(Data for processing)
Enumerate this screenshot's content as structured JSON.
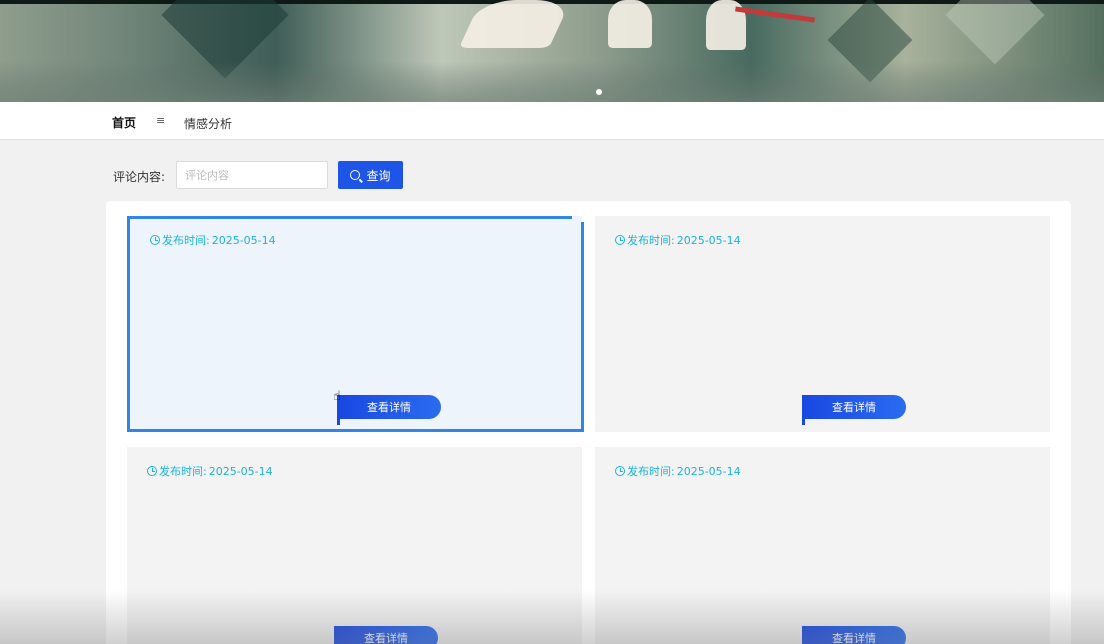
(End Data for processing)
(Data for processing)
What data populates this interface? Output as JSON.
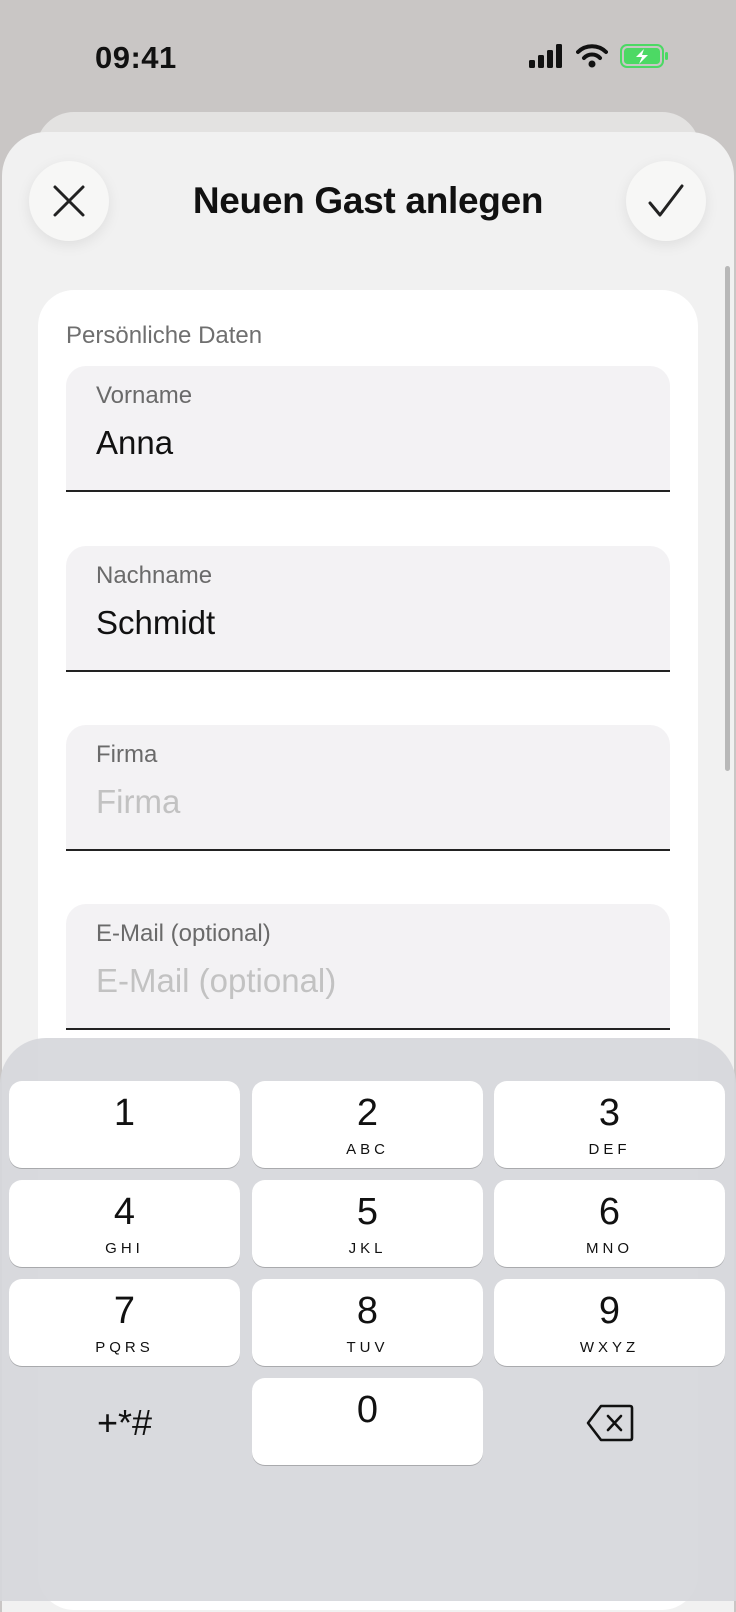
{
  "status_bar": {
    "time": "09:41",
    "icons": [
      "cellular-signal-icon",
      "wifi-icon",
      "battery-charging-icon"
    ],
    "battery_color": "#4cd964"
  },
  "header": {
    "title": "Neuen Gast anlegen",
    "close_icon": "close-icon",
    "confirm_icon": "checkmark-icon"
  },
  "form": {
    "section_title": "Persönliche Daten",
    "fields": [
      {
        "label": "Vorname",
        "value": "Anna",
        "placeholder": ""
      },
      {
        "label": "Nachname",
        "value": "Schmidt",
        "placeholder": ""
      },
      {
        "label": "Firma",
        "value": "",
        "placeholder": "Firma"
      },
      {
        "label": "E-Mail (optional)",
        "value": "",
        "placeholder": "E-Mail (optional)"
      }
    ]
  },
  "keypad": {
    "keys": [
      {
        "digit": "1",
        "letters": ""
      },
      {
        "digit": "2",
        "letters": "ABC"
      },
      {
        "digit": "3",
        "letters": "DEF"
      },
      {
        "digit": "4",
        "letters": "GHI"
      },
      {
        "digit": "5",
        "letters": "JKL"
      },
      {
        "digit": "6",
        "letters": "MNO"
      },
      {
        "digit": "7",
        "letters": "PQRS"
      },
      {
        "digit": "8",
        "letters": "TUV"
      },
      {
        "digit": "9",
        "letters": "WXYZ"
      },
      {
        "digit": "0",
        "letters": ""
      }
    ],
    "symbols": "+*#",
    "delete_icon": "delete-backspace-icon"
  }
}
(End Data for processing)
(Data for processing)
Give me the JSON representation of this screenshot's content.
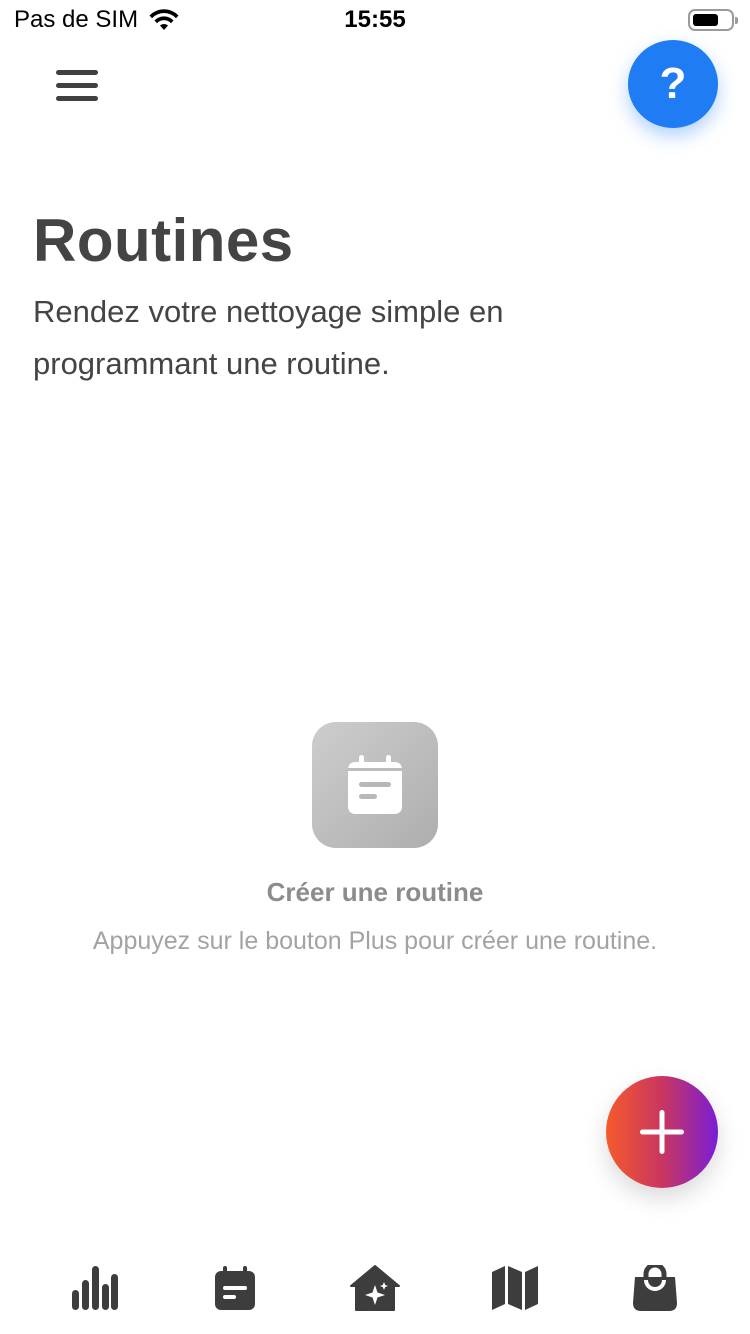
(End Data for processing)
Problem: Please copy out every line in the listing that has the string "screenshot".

Written response:
Enumerate this screenshot's content as structured JSON.
Give me the JSON representation of this screenshot's content.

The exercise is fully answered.